Guest Post: Margaret Hepworth’s “Clarity in Time”
Monday, January 14, 2013 6:34
Nelson Mandela sits in full-fledged discussion in a barren prison cell - Robben Island 1972. His counterpart, the still youthful Dirk Kortella, his Afrikaner jailer, a product of his system. Mandela speaks of meaning through language, love, humanity and Almost Impossible Thoughts. Kortella listens.
Yet this fictional novel, Clarity in Time, isn’t Mandela’s story. Rather it is the story of the ‘interested bystander’ - those among us who read the newspapers over breakfast, stamp our feet at the evening news in the comfort of our lounge-rooms, share these same concerned discussions with our friends and loved ones over our dining room tables, yet don’t know how to move our thoughts into action – beyond the confines of our own four walls.
Enter Rosie O’Dea, 2010, clean and fresh…yet always one thread hanging. Clearly an ‘interested by-stander’ in her own right. Rosie is a modern day hunter-gatherer. With emerging psychic abilities, she is a hunter of eclectic objects from her worldly travels, and a gatherer of knowledge, ideas and cultural constructs. Her own personal journey is often confused yet clear, troubled yet calm, detrimental yet positive. Sound familiar? We are all pushed and pulled by the polar opposites that frequent our bodies and minds. Rosie stands before us, ready to take on the world…until she has an epiphany that serves to simultaneously both free and bind her.
The novel, in its entirety, takes place in one moment in time, the milliseconds that it takes for a person’s life to flash before their eyes. We are taken back over the last seven years, Rosie’s formative adult years, then further back, to her childhood. And as we weave our way through her story, we travel through time again. Thirty thousand years ago an Aboriginal elder on the shores of Lake Mungo reveals secrets of the universe to a six year old girl; 1941, Albert Einstein musing over his scientific findings, laughs mischievously at his own double entendre - his biggest secret; a surgeon reveals his internal conflict; and Moses climbs a mountain to discover a scene well beyond the realms of Biblical capacity.

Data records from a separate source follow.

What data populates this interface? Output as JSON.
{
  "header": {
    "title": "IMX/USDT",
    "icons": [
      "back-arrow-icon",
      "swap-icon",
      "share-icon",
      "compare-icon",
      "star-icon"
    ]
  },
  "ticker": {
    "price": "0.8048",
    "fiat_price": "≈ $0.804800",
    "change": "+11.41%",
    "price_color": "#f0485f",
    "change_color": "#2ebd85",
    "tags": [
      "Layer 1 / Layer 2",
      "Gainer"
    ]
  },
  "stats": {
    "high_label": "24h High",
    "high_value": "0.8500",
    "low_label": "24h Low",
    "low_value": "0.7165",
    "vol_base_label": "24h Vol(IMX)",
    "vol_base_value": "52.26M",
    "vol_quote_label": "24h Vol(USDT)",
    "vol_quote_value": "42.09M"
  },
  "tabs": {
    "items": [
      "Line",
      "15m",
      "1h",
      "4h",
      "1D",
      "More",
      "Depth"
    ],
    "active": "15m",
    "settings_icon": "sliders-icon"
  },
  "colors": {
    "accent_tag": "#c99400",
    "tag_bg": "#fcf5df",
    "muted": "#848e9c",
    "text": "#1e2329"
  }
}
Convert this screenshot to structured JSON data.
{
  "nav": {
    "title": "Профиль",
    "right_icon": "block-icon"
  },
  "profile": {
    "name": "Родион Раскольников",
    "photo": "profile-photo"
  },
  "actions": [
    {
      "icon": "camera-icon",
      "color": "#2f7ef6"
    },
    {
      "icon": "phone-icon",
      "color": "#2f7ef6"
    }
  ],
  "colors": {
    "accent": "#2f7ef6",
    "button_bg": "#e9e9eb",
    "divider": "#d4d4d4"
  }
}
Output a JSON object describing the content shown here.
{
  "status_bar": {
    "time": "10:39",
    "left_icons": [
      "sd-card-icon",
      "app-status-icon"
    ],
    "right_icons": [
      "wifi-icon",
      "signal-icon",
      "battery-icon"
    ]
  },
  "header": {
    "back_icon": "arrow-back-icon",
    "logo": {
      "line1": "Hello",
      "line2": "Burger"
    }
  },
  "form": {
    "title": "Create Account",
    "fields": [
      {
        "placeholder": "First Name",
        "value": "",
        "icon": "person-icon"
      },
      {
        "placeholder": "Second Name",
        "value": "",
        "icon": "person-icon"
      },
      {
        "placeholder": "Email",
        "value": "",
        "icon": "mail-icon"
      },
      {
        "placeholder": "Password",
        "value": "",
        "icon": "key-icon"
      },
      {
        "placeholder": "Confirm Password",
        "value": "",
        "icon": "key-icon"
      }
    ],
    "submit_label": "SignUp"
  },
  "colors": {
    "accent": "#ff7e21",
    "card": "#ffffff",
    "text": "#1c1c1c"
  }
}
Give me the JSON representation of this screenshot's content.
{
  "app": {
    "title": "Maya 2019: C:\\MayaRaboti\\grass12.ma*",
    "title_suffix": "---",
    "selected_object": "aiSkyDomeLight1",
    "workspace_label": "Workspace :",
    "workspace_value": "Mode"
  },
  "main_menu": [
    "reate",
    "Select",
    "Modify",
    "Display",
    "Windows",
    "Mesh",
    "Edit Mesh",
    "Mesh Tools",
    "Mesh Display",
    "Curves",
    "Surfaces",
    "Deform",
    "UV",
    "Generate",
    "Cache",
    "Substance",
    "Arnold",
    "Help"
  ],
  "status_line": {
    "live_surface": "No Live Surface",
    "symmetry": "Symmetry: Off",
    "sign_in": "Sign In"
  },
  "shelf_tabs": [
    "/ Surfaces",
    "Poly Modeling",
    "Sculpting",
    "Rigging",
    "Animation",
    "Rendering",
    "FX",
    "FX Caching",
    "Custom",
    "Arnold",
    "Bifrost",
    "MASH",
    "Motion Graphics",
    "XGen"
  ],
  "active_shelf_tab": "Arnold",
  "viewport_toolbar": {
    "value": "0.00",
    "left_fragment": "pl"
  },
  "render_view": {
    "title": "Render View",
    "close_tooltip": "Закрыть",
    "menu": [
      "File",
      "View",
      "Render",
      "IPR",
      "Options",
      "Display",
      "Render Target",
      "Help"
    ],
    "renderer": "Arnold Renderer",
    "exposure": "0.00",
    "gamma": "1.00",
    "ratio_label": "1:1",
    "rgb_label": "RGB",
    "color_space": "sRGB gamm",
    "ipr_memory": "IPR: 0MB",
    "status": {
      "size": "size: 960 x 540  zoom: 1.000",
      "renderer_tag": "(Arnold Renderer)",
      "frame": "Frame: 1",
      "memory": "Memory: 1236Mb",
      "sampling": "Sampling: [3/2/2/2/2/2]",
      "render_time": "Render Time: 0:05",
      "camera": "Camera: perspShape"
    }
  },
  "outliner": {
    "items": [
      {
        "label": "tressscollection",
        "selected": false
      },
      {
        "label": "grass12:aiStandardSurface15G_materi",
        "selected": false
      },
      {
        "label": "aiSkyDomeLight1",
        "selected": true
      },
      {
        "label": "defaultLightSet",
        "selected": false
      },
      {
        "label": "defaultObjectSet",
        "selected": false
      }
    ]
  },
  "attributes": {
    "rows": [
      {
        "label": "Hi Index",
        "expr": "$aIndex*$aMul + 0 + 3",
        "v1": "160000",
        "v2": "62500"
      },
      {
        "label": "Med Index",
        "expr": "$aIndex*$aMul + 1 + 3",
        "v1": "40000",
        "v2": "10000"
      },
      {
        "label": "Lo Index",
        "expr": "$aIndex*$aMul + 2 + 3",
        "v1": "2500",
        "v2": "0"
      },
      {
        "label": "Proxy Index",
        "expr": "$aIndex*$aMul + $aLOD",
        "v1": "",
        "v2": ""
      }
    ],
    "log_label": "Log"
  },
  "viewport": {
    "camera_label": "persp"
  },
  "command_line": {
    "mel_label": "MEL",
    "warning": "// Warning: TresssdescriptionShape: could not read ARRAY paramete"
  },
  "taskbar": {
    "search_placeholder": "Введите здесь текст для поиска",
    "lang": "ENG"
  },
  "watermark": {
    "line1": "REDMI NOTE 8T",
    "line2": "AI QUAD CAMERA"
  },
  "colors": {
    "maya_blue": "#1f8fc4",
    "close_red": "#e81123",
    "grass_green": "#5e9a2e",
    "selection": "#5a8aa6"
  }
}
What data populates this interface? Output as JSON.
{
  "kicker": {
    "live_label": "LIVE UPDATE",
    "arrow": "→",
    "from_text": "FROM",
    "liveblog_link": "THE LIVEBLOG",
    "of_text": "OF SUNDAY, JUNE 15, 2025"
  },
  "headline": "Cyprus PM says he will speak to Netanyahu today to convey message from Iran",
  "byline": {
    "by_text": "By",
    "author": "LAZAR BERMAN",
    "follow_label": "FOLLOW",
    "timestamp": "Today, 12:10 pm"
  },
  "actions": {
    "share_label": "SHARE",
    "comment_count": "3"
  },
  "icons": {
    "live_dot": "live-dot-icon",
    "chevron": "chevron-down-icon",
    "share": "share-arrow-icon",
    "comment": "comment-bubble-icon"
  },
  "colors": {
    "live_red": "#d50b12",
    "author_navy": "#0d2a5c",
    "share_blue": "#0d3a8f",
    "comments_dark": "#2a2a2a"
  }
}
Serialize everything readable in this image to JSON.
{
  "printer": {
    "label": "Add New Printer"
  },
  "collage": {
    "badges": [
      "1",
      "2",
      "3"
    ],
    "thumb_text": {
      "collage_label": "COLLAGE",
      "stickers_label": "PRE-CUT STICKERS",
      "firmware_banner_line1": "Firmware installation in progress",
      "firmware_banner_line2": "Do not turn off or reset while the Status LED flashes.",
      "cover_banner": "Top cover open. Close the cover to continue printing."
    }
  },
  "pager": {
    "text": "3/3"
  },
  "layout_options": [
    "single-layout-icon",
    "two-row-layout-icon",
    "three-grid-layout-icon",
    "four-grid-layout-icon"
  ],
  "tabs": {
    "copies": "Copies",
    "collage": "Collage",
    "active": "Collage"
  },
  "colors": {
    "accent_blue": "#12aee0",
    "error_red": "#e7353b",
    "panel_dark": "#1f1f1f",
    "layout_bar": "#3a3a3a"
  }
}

We travel through time, beyond time and in time. And at each stage we pause and find moments of clarity.
How did I come by these stories, these big picture ideas and philosophical concepts? I have been teaching English and History for over twenty-five years. I have shared the life and vitality of people such as Nelson Mandela, Gandhi, Steve Biko, and all manner of characters from film and literature with thousands of engaged and enthused students and I have never grown tired of seeing them learn – and learning from them. It came time to share stories beyond the classroom to a wider audience; an audience who, it seemed to me, was now more than ever willing to listen to words of wisdom, change and action.
You can imagine how thrilled I was when I was granted permission by the Nelson Mandela Foundation of South Africa to use Mandela as a fictional character. Subsequently the permissions came rolling in: from the Sea Shepherd Conservation Society to use controversial Captain Paul Watson in a cameo vignette, the de Bono Institute of Australia to reference the theories of creative thinker, Edward de Bono and even from the makers of Four Weddings and a Funeral for the use of one infamous line from that film.
In finally sitting down to write, I gave myself time to listen. And I discovered something which felt strange; I could write about things that I had never actually spoken about.
Sometimes life is a slow reveal; and sometimes we experience startling moments of clarity.
(I love to hear from and create dialogue with my readers. Please write.)
Here is what two readers have said about Clarity in Time:
The entire premise I felt was excellent, and the execution top-notch. Taken clearly as a work of the heart, the care and craftsmanship put into the piece are palpable. (Hepworth has) written a truly beautiful story that demands to be shared and passed on…On a personal level this was a very exciting work to encounter. My particular tastes tend towards the philosophical, spiritual, exploratory and experimental. So while I did, on the whole, enjoy the platform storyline, to me the greatest appeal was found in the more abstract and hypothetical elements – the psychic and spiritual life events, and the speculative historical scenarios. These actually managed to wring some tears from me at times. Examples that come readily to mind are the dinner invitation, and the chapter entitled something along the lines of “The Propounders of the Peace."
I have tons to do right now, but started your book, thinking I would just have a quick look for the minute, then a bit longer, then more. I found it hard to put down; your descriptions of real everyday life experiences are so 'now' as I sense living them, your settings, ditto. I am positively impressed.
Dan O'Brien Editor, Empirical Author: of The End of the World Playlist, Bitten, Cerulean Dreams, and The Journey Follow me on: Twitter Follow me on my blog: Thoughts from the Dan O'Brien Project "Be the change you want to see in this world." -Mahatma Ghandi Want more information about Empirical? Check out our website: http://www.empiricalmagazine.com . Do you have work that you'd like to submit to Empirical? First, go to our website, and then click on the submissions tab at the top of the page. Our requirements and directions are there. If you have further questions, please feel free to ask.